───── SUPPLIED MATERIAL ─────
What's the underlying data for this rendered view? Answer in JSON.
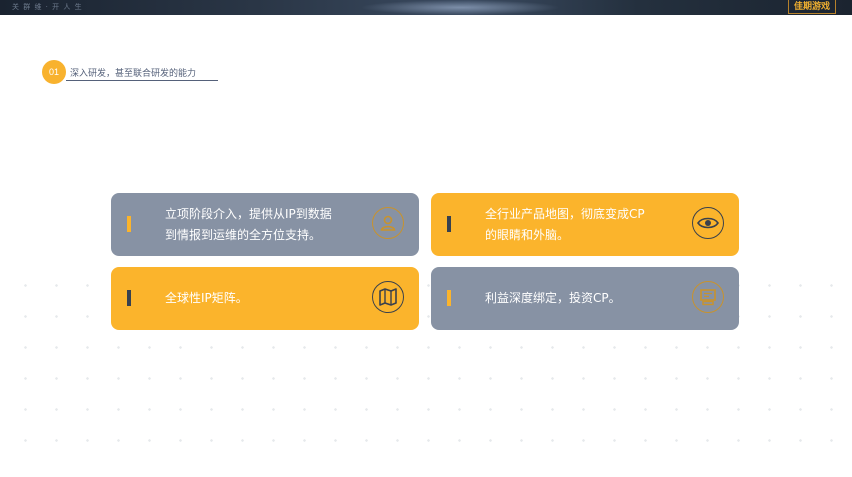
{
  "topbar": {
    "faint_text_left": "关  群  维      ·      开  人  生",
    "brand": "佳期游戏"
  },
  "section": {
    "number": "01",
    "title": "深入研发，甚至联合研发的能力"
  },
  "cards": [
    {
      "line1": "立项阶段介入，提供从IP到数据",
      "line2": "到情报到运维的全方位支持。",
      "icon": "person-icon"
    },
    {
      "line1": "全行业产品地图，彻底变成CP",
      "line2": "的眼睛和外脑。",
      "icon": "eye-icon"
    },
    {
      "line1": "全球性IP矩阵。",
      "icon": "map-icon"
    },
    {
      "line1": "利益深度绑定，投资CP。",
      "icon": "computer-icon"
    }
  ],
  "colors": {
    "gray": "#8792a4",
    "yellow": "#fbb42c",
    "dark": "#37414f"
  }
}
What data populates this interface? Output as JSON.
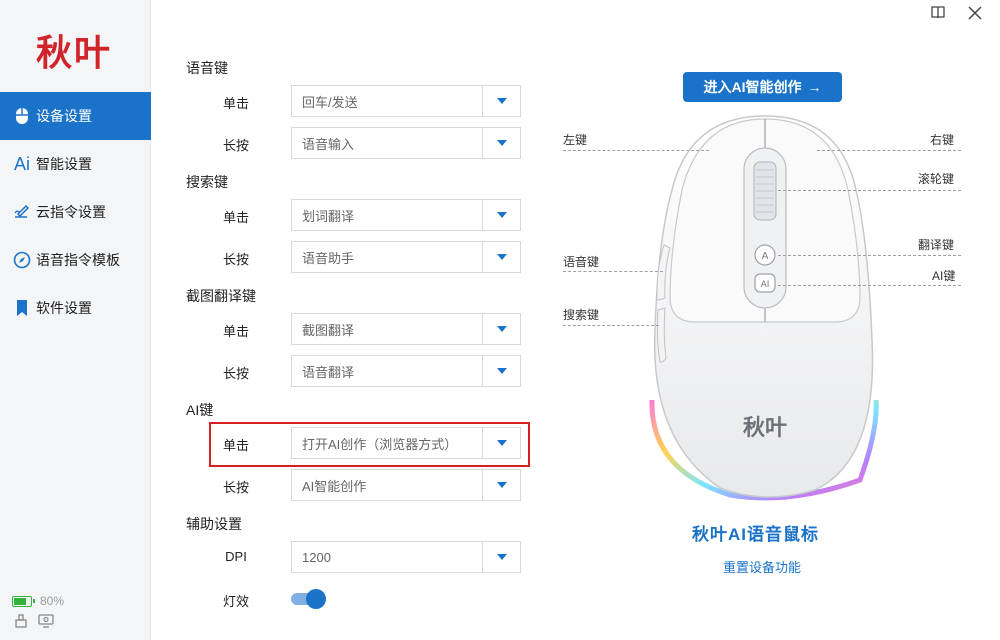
{
  "app": {
    "logo": "秋叶"
  },
  "window_controls": {
    "book": "🕮",
    "close": "✕"
  },
  "sidebar": {
    "items": [
      {
        "label": "设备设置",
        "icon": "mouse-icon"
      },
      {
        "label": "智能设置",
        "icon": "ai-icon",
        "icon_text": "Ai"
      },
      {
        "label": "云指令设置",
        "icon": "cloud-pen-icon"
      },
      {
        "label": "语音指令模板",
        "icon": "compass-icon"
      },
      {
        "label": "软件设置",
        "icon": "bookmark-icon"
      }
    ],
    "active_index": 0,
    "battery": {
      "percent_text": "80%",
      "level": 0.8,
      "color": "#34b33c"
    }
  },
  "settings": {
    "groups": [
      {
        "title": "语音键",
        "rows": [
          {
            "label": "单击",
            "value": "回车/发送"
          },
          {
            "label": "长按",
            "value": "语音输入"
          }
        ]
      },
      {
        "title": "搜索键",
        "rows": [
          {
            "label": "单击",
            "value": "划词翻译"
          },
          {
            "label": "长按",
            "value": "语音助手"
          }
        ]
      },
      {
        "title": "截图翻译键",
        "rows": [
          {
            "label": "单击",
            "value": "截图翻译"
          },
          {
            "label": "长按",
            "value": "语音翻译"
          }
        ]
      },
      {
        "title": "AI键",
        "rows": [
          {
            "label": "单击",
            "value": "打开AI创作（浏览器方式）"
          },
          {
            "label": "长按",
            "value": "AI智能创作"
          }
        ]
      },
      {
        "title": "辅助设置",
        "rows": [
          {
            "label": "DPI",
            "value": "1200"
          },
          {
            "label": "灯效",
            "toggle": true
          }
        ]
      }
    ]
  },
  "right_panel": {
    "cta_label": "进入AI智能创作",
    "cta_arrow": "→",
    "callouts": {
      "left_key": "左键",
      "right_key": "右键",
      "scroll_wheel": "滚轮键",
      "translate_key": "翻译键",
      "ai_key": "AI键",
      "voice_key": "语音键",
      "search_key": "搜索键"
    },
    "mouse_logo": "秋叶",
    "product_name": "秋叶AI语音鼠标",
    "reset_label": "重置设备功能"
  },
  "colors": {
    "accent": "#1a73c8",
    "brand_red": "#d1232a",
    "highlight": "#d71f26"
  }
}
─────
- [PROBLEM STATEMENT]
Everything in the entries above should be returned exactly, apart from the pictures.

- [SOLUTION FOR THIS EXERCISE]
What's the underlying data for this rendered view? Answer in JSON.
{
  "topbar": {
    "faint_text_left": "关  群  维      ·      开  人  生",
    "brand": "佳期游戏"
  },
  "section": {
    "number": "01",
    "title": "深入研发，甚至联合研发的能力"
  },
  "cards": [
    {
      "line1": "立项阶段介入，提供从IP到数据",
      "line2": "到情报到运维的全方位支持。",
      "icon": "person-icon"
    },
    {
      "line1": "全行业产品地图，彻底变成CP",
      "line2": "的眼睛和外脑。",
      "icon": "eye-icon"
    },
    {
      "line1": "全球性IP矩阵。",
      "icon": "map-icon"
    },
    {
      "line1": "利益深度绑定，投资CP。",
      "icon": "computer-icon"
    }
  ],
  "colors": {
    "gray": "#8792a4",
    "yellow": "#fbb42c",
    "dark": "#37414f"
  }
}
What data populates this interface? Output as JSON.
{
  "app": {
    "logo": "秋叶"
  },
  "window_controls": {
    "book": "🕮",
    "close": "✕"
  },
  "sidebar": {
    "items": [
      {
        "label": "设备设置",
        "icon": "mouse-icon"
      },
      {
        "label": "智能设置",
        "icon": "ai-icon",
        "icon_text": "Ai"
      },
      {
        "label": "云指令设置",
        "icon": "cloud-pen-icon"
      },
      {
        "label": "语音指令模板",
        "icon": "compass-icon"
      },
      {
        "label": "软件设置",
        "icon": "bookmark-icon"
      }
    ],
    "active_index": 0,
    "battery": {
      "percent_text": "80%",
      "level": 0.8,
      "color": "#34b33c"
    }
  },
  "settings": {
    "groups": [
      {
        "title": "语音键",
        "rows": [
          {
            "label": "单击",
            "value": "回车/发送"
          },
          {
            "label": "长按",
            "value": "语音输入"
          }
        ]
      },
      {
        "title": "搜索键",
        "rows": [
          {
            "label": "单击",
            "value": "划词翻译"
          },
          {
            "label": "长按",
            "value": "语音助手"
          }
        ]
      },
      {
        "title": "截图翻译键",
        "rows": [
          {
            "label": "单击",
            "value": "截图翻译"
          },
          {
            "label": "长按",
            "value": "语音翻译"
          }
        ]
      },
      {
        "title": "AI键",
        "rows": [
          {
            "label": "单击",
            "value": "打开AI创作（浏览器方式）"
          },
          {
            "label": "长按",
            "value": "AI智能创作"
          }
        ]
      },
      {
        "title": "辅助设置",
        "rows": [
          {
            "label": "DPI",
            "value": "1200"
          },
          {
            "label": "灯效",
            "toggle": true
          }
        ]
      }
    ]
  },
  "right_panel": {
    "cta_label": "进入AI智能创作",
    "cta_arrow": "→",
    "callouts": {
      "left_key": "左键",
      "right_key": "右键",
      "scroll_wheel": "滚轮键",
      "translate_key": "翻译键",
      "ai_key": "AI键",
      "voice_key": "语音键",
      "search_key": "搜索键"
    },
    "mouse_logo": "秋叶",
    "product_name": "秋叶AI语音鼠标",
    "reset_label": "重置设备功能"
  },
  "colors": {
    "accent": "#1a73c8",
    "brand_red": "#d1232a",
    "highlight": "#d71f26"
  }
}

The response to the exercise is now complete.